*WHAT THIS TASK INVOLVES:*
Leave the images out, and otherwise write out each entry exactly.

--- DATA SHOWN ---

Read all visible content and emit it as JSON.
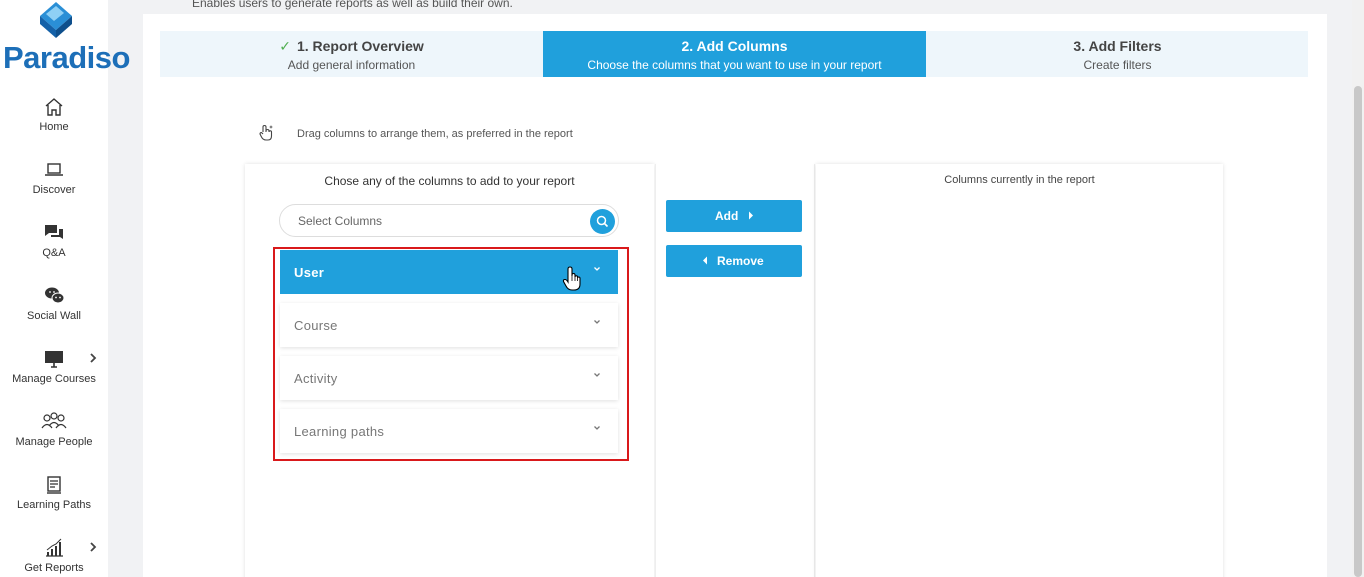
{
  "app": {
    "logo_text": "Paradiso",
    "accent_color": "#20a0dc",
    "highlight_color": "#d9191b"
  },
  "page": {
    "description": "Enables users to generate reports as well as build their own."
  },
  "sidebar": {
    "items": [
      {
        "label": "Home",
        "icon": "home-icon"
      },
      {
        "label": "Discover",
        "icon": "laptop-icon"
      },
      {
        "label": "Q&A",
        "icon": "chat-bubbles-icon"
      },
      {
        "label": "Social Wall",
        "icon": "wechat-icon"
      },
      {
        "label": "Manage Courses",
        "icon": "monitor-icon",
        "has_submenu": true
      },
      {
        "label": "Manage People",
        "icon": "people-icon"
      },
      {
        "label": "Learning Paths",
        "icon": "book-icon"
      },
      {
        "label": "Get Reports",
        "icon": "bar-chart-icon",
        "has_submenu": true
      }
    ]
  },
  "wizard": {
    "steps": [
      {
        "title": "1. Report Overview",
        "subtitle": "Add general information",
        "completed": true
      },
      {
        "title": "2. Add Columns",
        "subtitle": "Choose the columns that you want to use in your report",
        "active": true
      },
      {
        "title": "3. Add Filters",
        "subtitle": "Create filters"
      }
    ]
  },
  "hint": {
    "text": "Drag columns to arrange them, as preferred in the report"
  },
  "available_columns": {
    "title": "Chose any of the columns to add to your report",
    "search_placeholder": "Select Columns",
    "groups": [
      {
        "label": "User",
        "expanded": true
      },
      {
        "label": "Course"
      },
      {
        "label": "Activity"
      },
      {
        "label": "Learning paths"
      }
    ]
  },
  "actions": {
    "add_label": "Add",
    "remove_label": "Remove"
  },
  "report_columns": {
    "title": "Columns currently in the report"
  }
}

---

*RESULT BELOW:*
Read all visible content and emit it as JSON.
{
  "app": {
    "logo_text": "Paradiso",
    "accent_color": "#20a0dc",
    "highlight_color": "#d9191b"
  },
  "page": {
    "description": "Enables users to generate reports as well as build their own."
  },
  "sidebar": {
    "items": [
      {
        "label": "Home",
        "icon": "home-icon"
      },
      {
        "label": "Discover",
        "icon": "laptop-icon"
      },
      {
        "label": "Q&A",
        "icon": "chat-bubbles-icon"
      },
      {
        "label": "Social Wall",
        "icon": "wechat-icon"
      },
      {
        "label": "Manage Courses",
        "icon": "monitor-icon",
        "has_submenu": true
      },
      {
        "label": "Manage People",
        "icon": "people-icon"
      },
      {
        "label": "Learning Paths",
        "icon": "book-icon"
      },
      {
        "label": "Get Reports",
        "icon": "bar-chart-icon",
        "has_submenu": true
      }
    ]
  },
  "wizard": {
    "steps": [
      {
        "title": "1. Report Overview",
        "subtitle": "Add general information",
        "completed": true
      },
      {
        "title": "2. Add Columns",
        "subtitle": "Choose the columns that you want to use in your report",
        "active": true
      },
      {
        "title": "3. Add Filters",
        "subtitle": "Create filters"
      }
    ]
  },
  "hint": {
    "text": "Drag columns to arrange them, as preferred in the report"
  },
  "available_columns": {
    "title": "Chose any of the columns to add to your report",
    "search_placeholder": "Select Columns",
    "groups": [
      {
        "label": "User",
        "expanded": true
      },
      {
        "label": "Course"
      },
      {
        "label": "Activity"
      },
      {
        "label": "Learning paths"
      }
    ]
  },
  "actions": {
    "add_label": "Add",
    "remove_label": "Remove"
  },
  "report_columns": {
    "title": "Columns currently in the report"
  }
}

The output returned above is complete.